* [WHAT IS BEING ASKED]: Once you have checked the records that follow, state how many of their lines hold "this", giving the number only.
■ ■ ■
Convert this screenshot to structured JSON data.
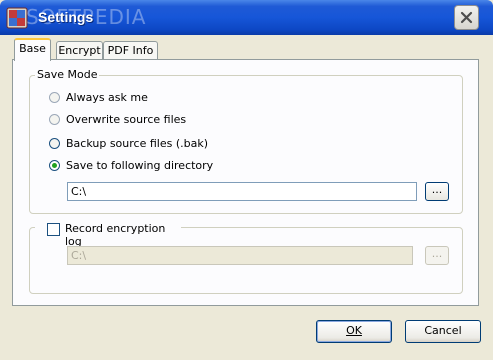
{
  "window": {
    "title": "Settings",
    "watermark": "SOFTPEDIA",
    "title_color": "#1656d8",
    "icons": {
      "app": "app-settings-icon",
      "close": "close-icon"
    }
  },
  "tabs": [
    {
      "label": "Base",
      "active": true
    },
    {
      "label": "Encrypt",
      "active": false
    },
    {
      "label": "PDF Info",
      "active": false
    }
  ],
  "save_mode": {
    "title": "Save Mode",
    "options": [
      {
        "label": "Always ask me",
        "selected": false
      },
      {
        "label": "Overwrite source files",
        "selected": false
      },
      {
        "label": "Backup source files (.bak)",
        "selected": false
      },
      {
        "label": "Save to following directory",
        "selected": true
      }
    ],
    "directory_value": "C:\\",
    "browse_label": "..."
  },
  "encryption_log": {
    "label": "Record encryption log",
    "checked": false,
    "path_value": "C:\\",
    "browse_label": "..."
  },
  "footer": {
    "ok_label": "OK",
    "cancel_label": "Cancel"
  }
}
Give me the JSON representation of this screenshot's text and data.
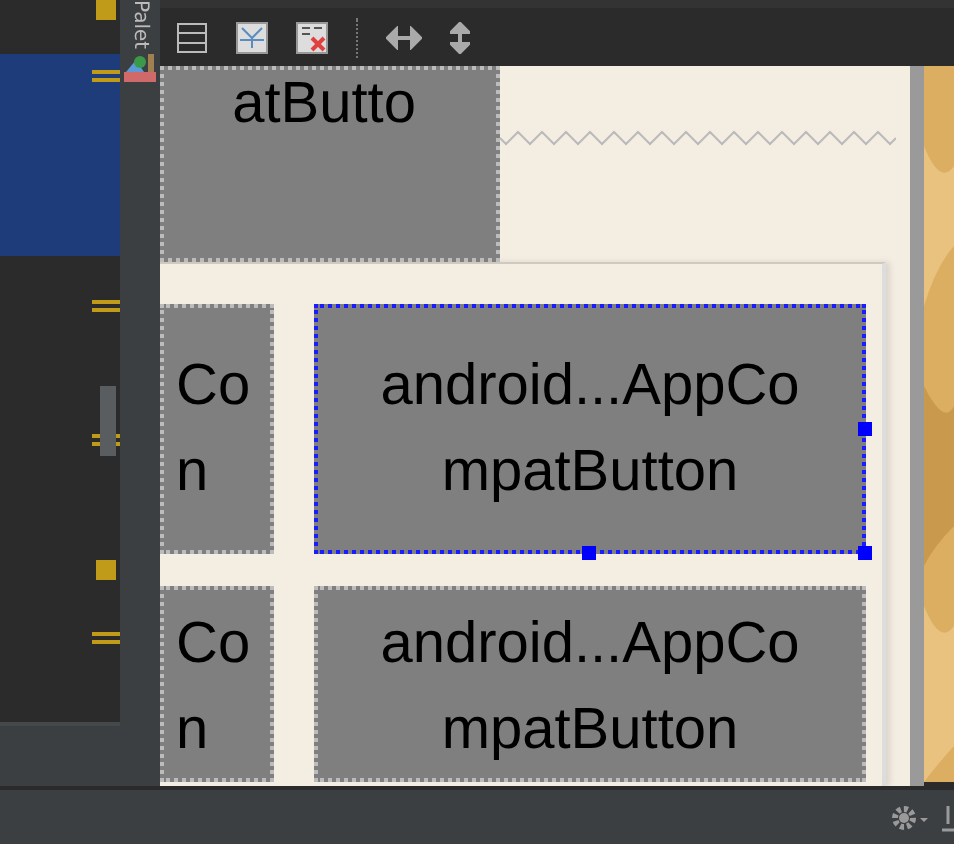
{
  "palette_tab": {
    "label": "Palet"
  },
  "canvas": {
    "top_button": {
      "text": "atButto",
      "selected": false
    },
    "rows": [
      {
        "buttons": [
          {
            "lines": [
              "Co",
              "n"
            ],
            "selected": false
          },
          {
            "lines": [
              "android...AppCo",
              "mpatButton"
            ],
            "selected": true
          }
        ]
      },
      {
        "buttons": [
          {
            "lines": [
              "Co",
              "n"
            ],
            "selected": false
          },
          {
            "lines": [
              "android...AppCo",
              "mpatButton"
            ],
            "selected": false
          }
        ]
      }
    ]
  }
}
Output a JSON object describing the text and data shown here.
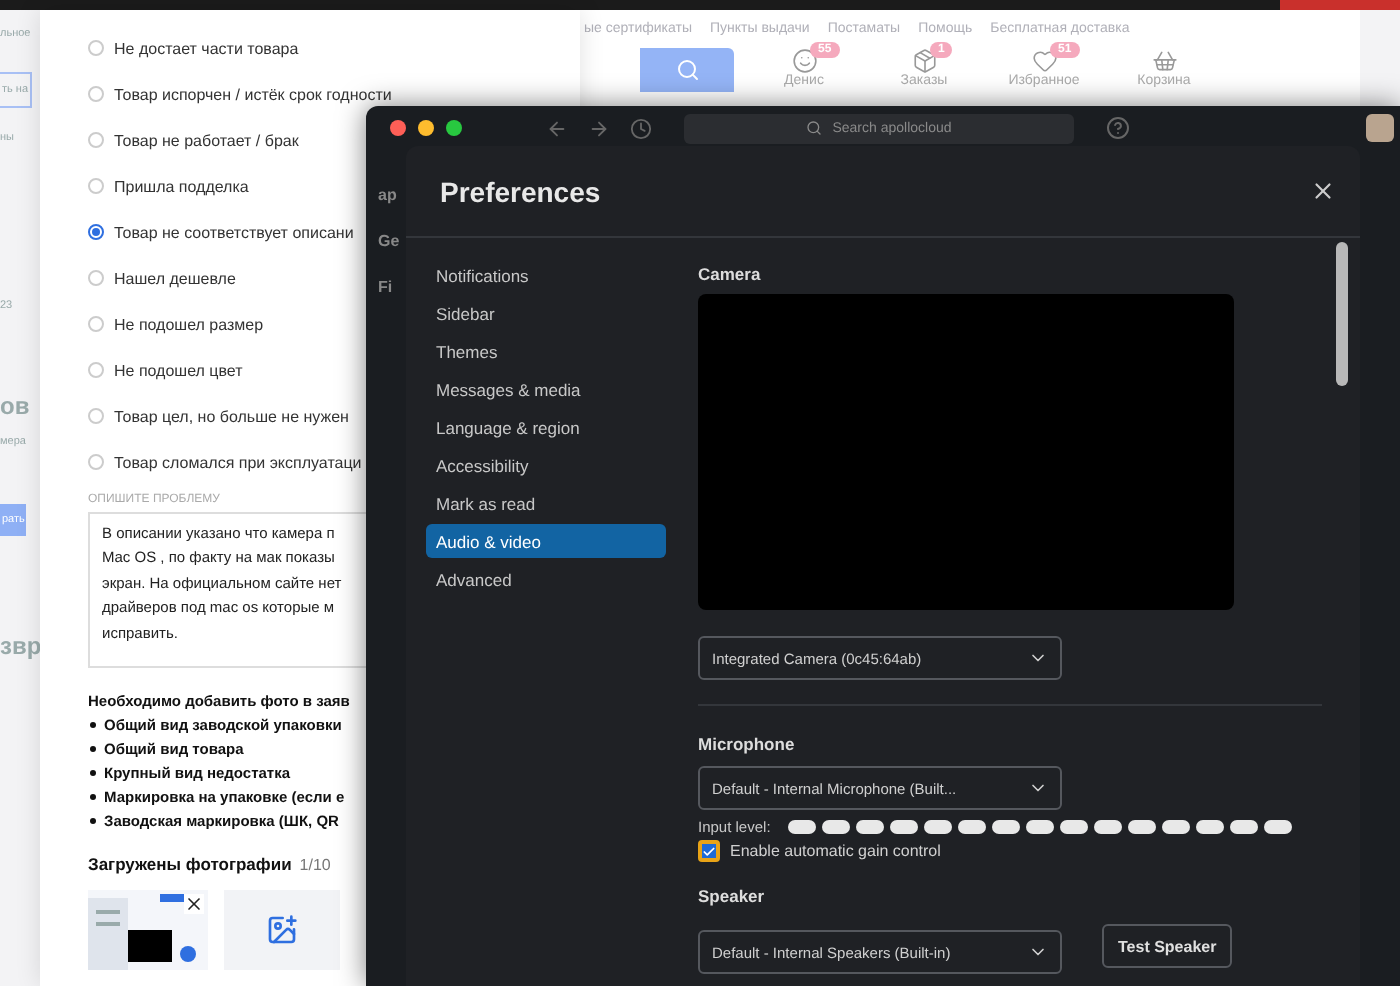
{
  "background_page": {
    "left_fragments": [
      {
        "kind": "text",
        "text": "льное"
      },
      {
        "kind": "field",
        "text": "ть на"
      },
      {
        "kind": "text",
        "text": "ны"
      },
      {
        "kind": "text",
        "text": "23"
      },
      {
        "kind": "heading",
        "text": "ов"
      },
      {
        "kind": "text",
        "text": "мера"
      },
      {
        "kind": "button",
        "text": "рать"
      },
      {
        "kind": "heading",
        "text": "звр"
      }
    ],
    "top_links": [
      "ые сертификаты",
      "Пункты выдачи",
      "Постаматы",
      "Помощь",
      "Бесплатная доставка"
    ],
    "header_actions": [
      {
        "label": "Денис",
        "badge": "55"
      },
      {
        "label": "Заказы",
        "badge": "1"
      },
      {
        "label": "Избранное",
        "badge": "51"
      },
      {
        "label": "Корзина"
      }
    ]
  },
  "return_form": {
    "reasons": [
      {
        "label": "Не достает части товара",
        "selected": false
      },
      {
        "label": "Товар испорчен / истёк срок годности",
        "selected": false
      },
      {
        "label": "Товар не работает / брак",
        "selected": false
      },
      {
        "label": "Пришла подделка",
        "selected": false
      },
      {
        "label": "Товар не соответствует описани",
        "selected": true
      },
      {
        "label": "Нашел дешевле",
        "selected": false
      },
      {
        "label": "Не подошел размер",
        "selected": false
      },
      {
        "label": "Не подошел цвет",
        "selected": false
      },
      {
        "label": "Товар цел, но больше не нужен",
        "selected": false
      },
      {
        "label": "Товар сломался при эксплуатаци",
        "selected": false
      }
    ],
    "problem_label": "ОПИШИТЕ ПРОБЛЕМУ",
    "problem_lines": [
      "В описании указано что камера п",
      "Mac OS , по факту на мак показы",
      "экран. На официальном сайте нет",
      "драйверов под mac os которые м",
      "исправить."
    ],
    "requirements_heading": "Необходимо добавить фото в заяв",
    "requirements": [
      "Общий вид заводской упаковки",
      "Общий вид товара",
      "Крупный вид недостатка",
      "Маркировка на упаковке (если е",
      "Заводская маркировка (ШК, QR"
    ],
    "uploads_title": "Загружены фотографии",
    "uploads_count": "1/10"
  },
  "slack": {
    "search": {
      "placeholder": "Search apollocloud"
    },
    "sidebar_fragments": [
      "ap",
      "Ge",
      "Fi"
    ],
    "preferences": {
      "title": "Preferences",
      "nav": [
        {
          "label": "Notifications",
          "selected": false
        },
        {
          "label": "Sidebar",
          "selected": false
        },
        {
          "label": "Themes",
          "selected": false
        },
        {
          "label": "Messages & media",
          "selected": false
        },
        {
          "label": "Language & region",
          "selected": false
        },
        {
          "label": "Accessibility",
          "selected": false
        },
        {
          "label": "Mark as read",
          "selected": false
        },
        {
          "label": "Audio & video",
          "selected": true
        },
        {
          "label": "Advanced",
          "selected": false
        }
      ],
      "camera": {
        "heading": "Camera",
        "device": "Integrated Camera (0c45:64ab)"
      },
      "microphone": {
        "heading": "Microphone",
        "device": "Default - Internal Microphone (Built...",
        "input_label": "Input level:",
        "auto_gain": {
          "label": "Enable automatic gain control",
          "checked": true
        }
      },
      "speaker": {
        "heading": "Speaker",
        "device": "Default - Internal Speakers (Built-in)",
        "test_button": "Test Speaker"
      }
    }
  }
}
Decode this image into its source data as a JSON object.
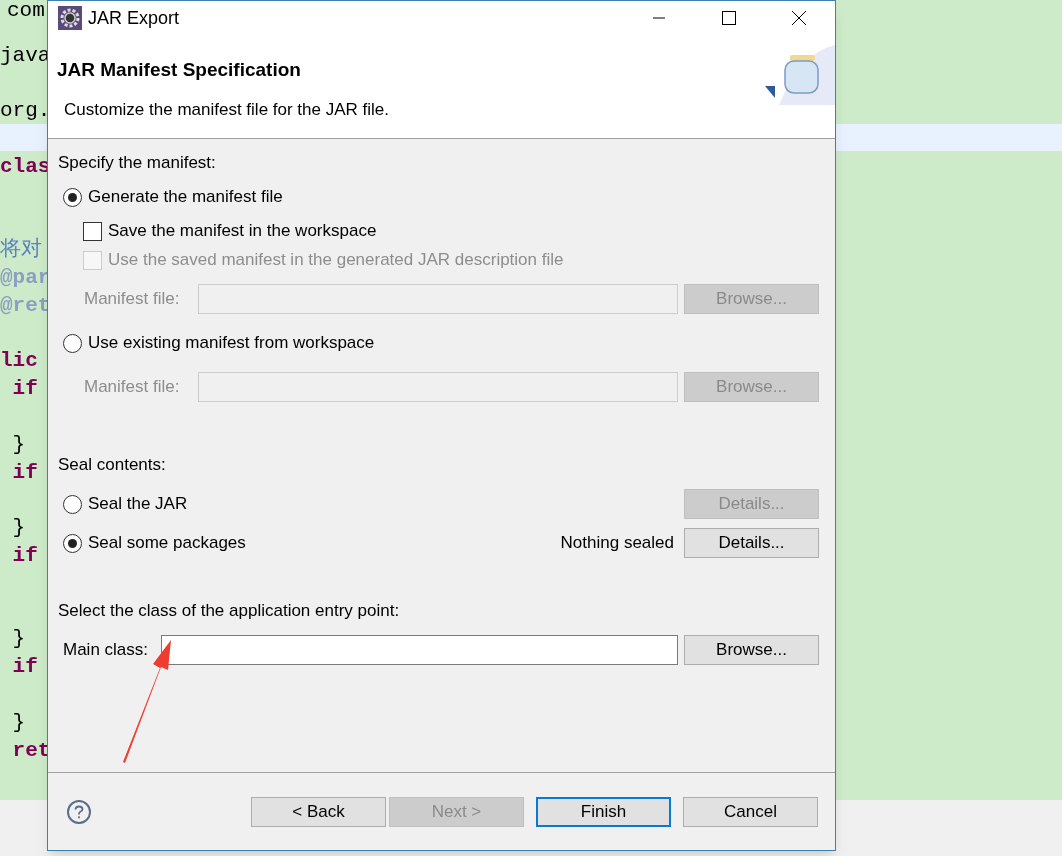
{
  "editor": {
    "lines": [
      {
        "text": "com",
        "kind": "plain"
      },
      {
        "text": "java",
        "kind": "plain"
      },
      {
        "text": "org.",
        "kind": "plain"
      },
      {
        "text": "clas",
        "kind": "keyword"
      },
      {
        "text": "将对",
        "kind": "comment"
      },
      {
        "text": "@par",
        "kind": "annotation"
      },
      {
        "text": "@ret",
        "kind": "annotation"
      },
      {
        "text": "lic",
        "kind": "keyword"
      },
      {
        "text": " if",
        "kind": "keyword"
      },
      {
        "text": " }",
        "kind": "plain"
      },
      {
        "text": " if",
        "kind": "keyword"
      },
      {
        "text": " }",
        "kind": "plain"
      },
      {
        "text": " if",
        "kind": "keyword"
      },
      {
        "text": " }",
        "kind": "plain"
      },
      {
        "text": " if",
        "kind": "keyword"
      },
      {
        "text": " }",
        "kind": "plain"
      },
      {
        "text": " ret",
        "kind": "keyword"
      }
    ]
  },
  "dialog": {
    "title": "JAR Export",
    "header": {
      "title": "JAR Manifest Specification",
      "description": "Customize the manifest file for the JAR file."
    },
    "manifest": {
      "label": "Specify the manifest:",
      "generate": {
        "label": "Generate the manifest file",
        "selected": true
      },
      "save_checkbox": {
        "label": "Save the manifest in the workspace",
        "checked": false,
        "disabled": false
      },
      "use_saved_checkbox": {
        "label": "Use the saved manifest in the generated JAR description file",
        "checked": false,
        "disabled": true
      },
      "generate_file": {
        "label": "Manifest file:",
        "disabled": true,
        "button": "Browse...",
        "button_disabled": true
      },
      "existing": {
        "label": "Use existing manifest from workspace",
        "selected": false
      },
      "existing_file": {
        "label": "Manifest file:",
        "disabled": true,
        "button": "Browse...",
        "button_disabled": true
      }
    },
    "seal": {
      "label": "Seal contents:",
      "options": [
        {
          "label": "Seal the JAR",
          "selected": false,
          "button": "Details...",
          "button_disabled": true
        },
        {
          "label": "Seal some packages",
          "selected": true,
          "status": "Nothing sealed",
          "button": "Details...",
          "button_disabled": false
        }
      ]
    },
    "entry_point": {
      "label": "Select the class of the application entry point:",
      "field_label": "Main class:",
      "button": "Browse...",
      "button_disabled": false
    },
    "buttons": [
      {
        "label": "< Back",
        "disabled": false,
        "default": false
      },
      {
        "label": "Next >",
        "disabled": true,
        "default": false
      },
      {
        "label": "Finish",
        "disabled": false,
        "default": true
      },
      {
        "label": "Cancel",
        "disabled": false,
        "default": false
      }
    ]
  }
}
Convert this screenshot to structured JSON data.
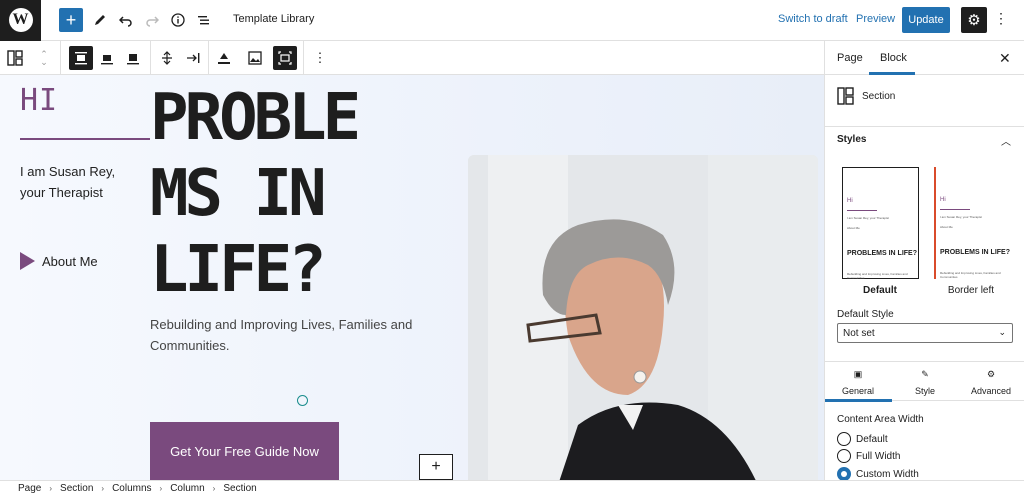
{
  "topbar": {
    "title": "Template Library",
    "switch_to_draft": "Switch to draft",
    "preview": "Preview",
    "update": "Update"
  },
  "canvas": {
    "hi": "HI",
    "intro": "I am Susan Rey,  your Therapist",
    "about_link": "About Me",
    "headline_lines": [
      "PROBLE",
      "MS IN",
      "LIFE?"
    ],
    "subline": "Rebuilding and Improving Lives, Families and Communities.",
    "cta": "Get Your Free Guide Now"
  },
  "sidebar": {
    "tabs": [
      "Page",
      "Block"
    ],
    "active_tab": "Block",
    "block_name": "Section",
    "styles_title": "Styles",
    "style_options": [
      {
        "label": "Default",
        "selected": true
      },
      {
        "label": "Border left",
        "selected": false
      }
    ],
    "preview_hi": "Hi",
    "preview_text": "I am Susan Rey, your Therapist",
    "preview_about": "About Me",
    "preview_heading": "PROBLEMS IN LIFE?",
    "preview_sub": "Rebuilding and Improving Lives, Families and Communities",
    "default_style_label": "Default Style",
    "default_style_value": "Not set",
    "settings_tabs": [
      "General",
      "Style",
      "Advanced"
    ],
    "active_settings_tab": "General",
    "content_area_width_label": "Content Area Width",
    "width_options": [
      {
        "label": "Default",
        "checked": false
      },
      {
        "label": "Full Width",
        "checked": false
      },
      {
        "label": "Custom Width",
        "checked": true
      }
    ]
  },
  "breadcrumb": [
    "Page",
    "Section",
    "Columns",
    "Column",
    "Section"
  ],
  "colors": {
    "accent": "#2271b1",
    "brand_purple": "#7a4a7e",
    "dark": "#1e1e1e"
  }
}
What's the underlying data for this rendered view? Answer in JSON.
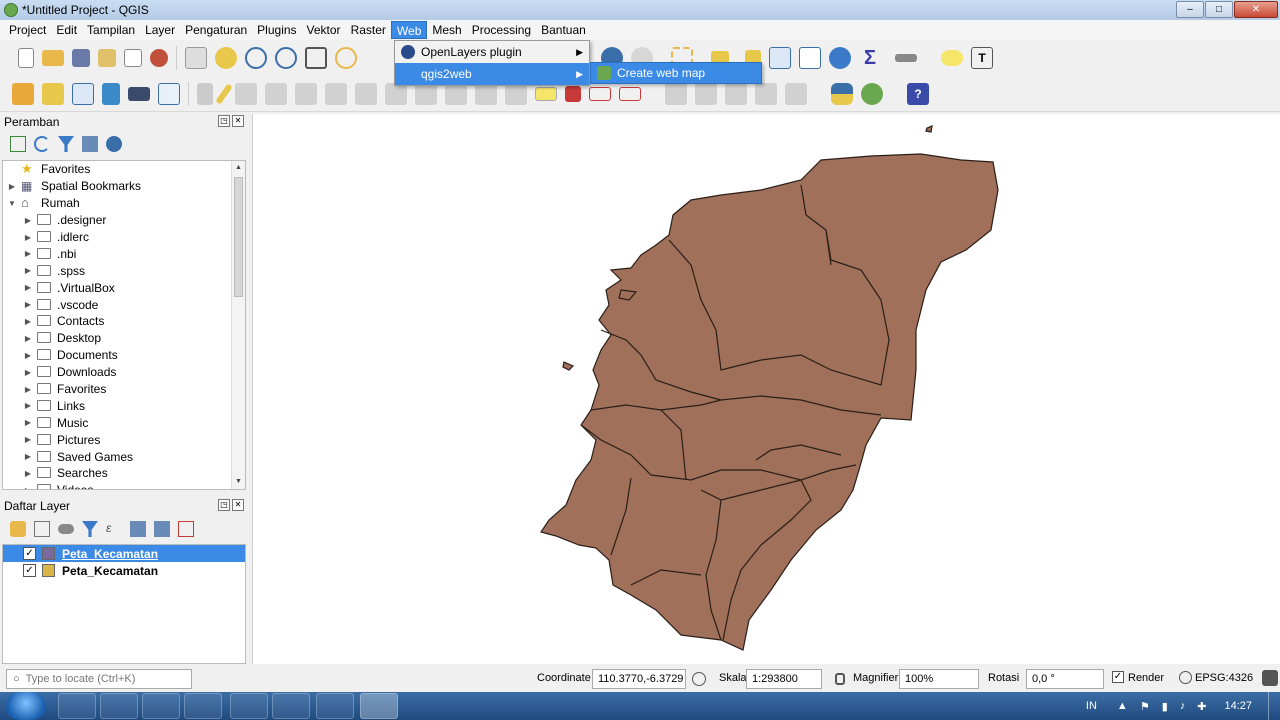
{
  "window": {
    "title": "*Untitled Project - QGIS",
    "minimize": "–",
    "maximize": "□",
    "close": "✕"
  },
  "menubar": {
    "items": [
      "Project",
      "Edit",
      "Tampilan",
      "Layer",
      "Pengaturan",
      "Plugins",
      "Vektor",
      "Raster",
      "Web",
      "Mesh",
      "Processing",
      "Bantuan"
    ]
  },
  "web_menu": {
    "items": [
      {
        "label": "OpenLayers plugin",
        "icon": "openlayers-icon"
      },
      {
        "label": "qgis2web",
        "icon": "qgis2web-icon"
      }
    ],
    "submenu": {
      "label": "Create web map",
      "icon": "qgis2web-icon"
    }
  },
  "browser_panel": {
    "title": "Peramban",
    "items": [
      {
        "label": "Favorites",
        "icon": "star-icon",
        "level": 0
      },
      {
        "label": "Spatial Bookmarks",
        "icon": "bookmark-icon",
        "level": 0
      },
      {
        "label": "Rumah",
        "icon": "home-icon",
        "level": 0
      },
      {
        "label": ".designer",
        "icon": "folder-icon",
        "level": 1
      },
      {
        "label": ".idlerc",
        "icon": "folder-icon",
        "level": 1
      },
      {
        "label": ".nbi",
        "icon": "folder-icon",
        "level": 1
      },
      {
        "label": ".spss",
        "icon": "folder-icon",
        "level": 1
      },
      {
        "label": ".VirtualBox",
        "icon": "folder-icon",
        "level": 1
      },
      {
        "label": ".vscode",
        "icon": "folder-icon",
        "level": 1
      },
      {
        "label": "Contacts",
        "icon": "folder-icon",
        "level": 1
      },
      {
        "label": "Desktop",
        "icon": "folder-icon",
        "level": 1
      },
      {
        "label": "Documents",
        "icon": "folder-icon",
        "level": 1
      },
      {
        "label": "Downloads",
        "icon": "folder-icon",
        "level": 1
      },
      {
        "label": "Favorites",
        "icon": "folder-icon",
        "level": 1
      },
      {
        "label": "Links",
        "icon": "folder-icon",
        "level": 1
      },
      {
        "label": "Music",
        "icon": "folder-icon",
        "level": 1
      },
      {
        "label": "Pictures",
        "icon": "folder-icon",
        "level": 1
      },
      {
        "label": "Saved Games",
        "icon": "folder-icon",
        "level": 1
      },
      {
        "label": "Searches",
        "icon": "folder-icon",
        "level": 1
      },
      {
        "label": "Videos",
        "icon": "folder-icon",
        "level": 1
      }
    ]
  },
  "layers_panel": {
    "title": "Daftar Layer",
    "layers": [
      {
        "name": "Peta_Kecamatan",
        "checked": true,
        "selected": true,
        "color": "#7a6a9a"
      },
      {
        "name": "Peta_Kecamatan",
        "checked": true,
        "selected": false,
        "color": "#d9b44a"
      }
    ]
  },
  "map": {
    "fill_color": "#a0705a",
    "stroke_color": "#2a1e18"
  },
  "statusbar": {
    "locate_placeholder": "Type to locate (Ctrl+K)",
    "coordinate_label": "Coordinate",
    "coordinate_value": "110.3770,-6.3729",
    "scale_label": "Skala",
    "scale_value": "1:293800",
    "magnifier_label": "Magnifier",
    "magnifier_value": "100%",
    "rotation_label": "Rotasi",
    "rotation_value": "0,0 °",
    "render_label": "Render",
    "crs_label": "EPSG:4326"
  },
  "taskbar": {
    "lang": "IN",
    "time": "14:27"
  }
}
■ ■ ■
* [EXERCISE ANSWER]: 5